§ Extracted data
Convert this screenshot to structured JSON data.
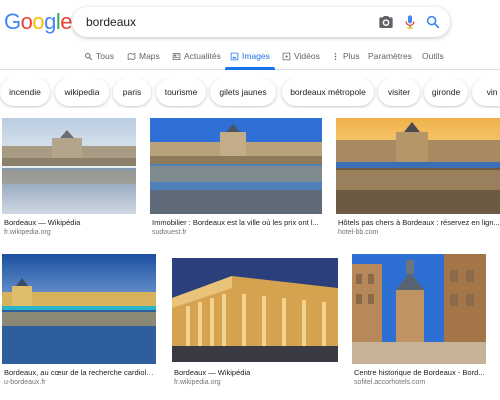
{
  "logo": {
    "letters": [
      "G",
      "o",
      "o",
      "g",
      "l",
      "e"
    ],
    "colors": [
      "#4285F4",
      "#EA4335",
      "#FBBC05",
      "#4285F4",
      "#34A853",
      "#EA4335"
    ]
  },
  "search": {
    "query": "bordeaux",
    "camera_icon": "camera-icon",
    "mic_icon": "mic-icon",
    "search_icon": "search-icon"
  },
  "tabs": [
    {
      "label": "Tous",
      "icon": "search-icon",
      "active": false
    },
    {
      "label": "Maps",
      "icon": "map-icon",
      "active": false
    },
    {
      "label": "Actualités",
      "icon": "news-icon",
      "active": false
    },
    {
      "label": "Images",
      "icon": "image-icon",
      "active": true
    },
    {
      "label": "Vidéos",
      "icon": "video-icon",
      "active": false
    },
    {
      "label": "Plus",
      "icon": "more-vertical-icon",
      "active": false
    },
    {
      "label": "Paramètres",
      "icon": "",
      "active": false
    },
    {
      "label": "Outils",
      "icon": "",
      "active": false
    }
  ],
  "chips": [
    "incendie",
    "wikipedia",
    "paris",
    "tourisme",
    "gilets jaunes",
    "bordeaux métropole",
    "visiter",
    "gironde",
    "vin"
  ],
  "results": [
    {
      "title": "Bordeaux — Wikipédia",
      "source": "fr.wikipedia.org"
    },
    {
      "title": "Immobilier : Bordeaux est la ville où les prix ont l...",
      "source": "sudouest.fr"
    },
    {
      "title": "Hôtels pas chers à Bordeaux : réservez en lign...",
      "source": "hotel-bb.com"
    },
    {
      "title": "Bordeaux, au cœur de la recherche cardiolo...",
      "source": "u-bordeaux.fr"
    },
    {
      "title": "Bordeaux — Wikipédia",
      "source": "fr.wikipedia.org"
    },
    {
      "title": "Centre historique de Bordeaux - Bord...",
      "source": "sofitel.accorhotels.com"
    }
  ],
  "colors": {
    "accent": "#1a73e8",
    "tab_text": "#5f6368",
    "source_text": "#70757a"
  }
}
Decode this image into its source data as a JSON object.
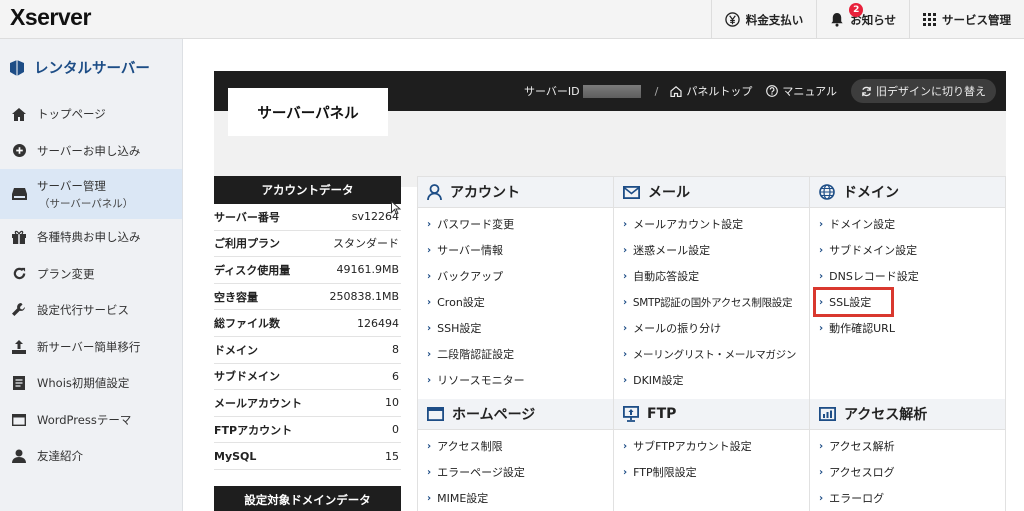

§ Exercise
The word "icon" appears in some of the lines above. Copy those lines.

§ The answer
    "camera_icon": "camera-icon",
    "mic_icon": "mic-icon",
    "search_icon": "search-icon"
      "icon": "search-icon",
      "icon": "map-icon",
      "icon": "news-icon",
      "icon": "image-icon",
      "icon": "video-icon",
      "icon": "more-vertical-icon",
      "icon": "",
      "icon": "",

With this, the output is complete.